To that end, I’m currently working on a light re-skin of Shopify’s aptly named Simple theme. I’ve also decided, in the interest of not having to maintain numerous domains for this and any future projects, to build a brand-agnostic storefront, which I am, in the spirit of not getting hung up on details, blandly calling “The Workbench.”

Which leaves only narrative and photography left — photography should be relatively simple unless I let myself get hung-up on it: I plan to shoot the books as lay-flats on some kind of smooth, lightly grained wood surface. I shot some test photos using an old moveable kitchen island (pictured below) and they turned out just fine. I just need to find a more suitable backdrop and I should be, as they say, “off to the races”.

Narrative is proving a little more difficult. The story of these notebooks is surprisingly long and involved, but my intuition is that they need some narrative to justify (or perhaps explain) the price-tag and bring some context to their existence — especially in lieu of remarkable photography or special packaging, which I am almost guaranteed to get hung-up on if I try to produce. The quality of these books is truly tactile — to hold one in your hand is a compelling enough sales pitch — but their story (I hope) will serve as a good enough substitute.

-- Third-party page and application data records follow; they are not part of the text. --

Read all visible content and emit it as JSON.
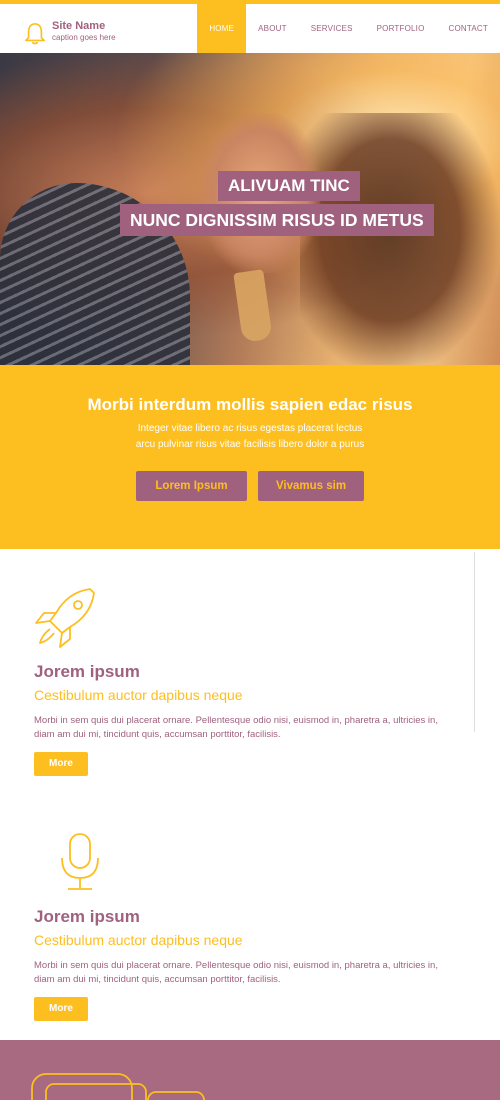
{
  "header": {
    "site_name": "Site Name",
    "caption": "caption goes here",
    "nav": [
      {
        "label": "HOME",
        "active": true
      },
      {
        "label": "ABOUT",
        "active": false
      },
      {
        "label": "SERVICES",
        "active": false
      },
      {
        "label": "PORTFOLIO",
        "active": false
      },
      {
        "label": "CONTACT",
        "active": false
      }
    ]
  },
  "hero": {
    "line1": "ALIVUAM TINC",
    "line2": "NUNC DIGNISSIM RISUS ID METUS"
  },
  "cta": {
    "title": "Morbi interdum mollis sapien edac risus",
    "text": "Integer vitae libero ac risus egestas placerat lectus arcu pulvinar risus vitae facilisis libero dolor a purus",
    "button1": "Lorem Ipsum",
    "button2": "Vivamus sim"
  },
  "features": [
    {
      "icon": "rocket-icon",
      "title": "Jorem ipsum",
      "subtitle": "Cestibulum auctor dapibus neque",
      "text": "Morbi in sem quis dui placerat ornare. Pellentesque odio nisi, euismod in, pharetra a, ultricies in, diam am dui mi, tincidunt quis, accumsan porttitor, facilisis.",
      "button": "More"
    },
    {
      "icon": "microphone-icon",
      "title": "Jorem ipsum",
      "subtitle": "Cestibulum auctor dapibus neque",
      "text": "Morbi in sem quis dui placerat ornare. Pellentesque odio nisi, euismod in, pharetra a, ultricies in, diam am dui mi, tincidunt quis, accumsan porttitor, facilisis.",
      "button": "More"
    }
  ],
  "colors": {
    "accent": "#FDBE20",
    "brand": "#A0617F",
    "footer": "#A86A80"
  }
}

A few folks have asked me why I don’t simply wholesale the books. These are, after all, the sort of items that might sell nicely in certain small boutiques and gift shops. The answer is that they are far too expensive. I plan to sell these books online for $53.00 each, and as astonishing as it may sound — this price barely allows me to break even once I factor in marketing costs, payment transaction fees, etc. If I had to add a 30-50% wholesale markup on top, the books would be absurdly expensive and, at least in my estimation, a waste of retail shelf space.

I am planning to launch these and wash my hands of the maddening paralysis that my blunders have wrought, a week from Monday. This date lines me up — just by the thinnest of hairs — with last-minute holiday shopping, but more importantly, it leaves no time for me to spin out or iterate endlessly on non-critical details.

I’ll report at the end of next week and let you all know how it went.

So… hold for applause?


(Ed — I did it! See the follow up email from the following Monday here)

Did you enjoy this?

Subscribe to The Night Letters to get occasional newsletters about creative invention and entrepreneurship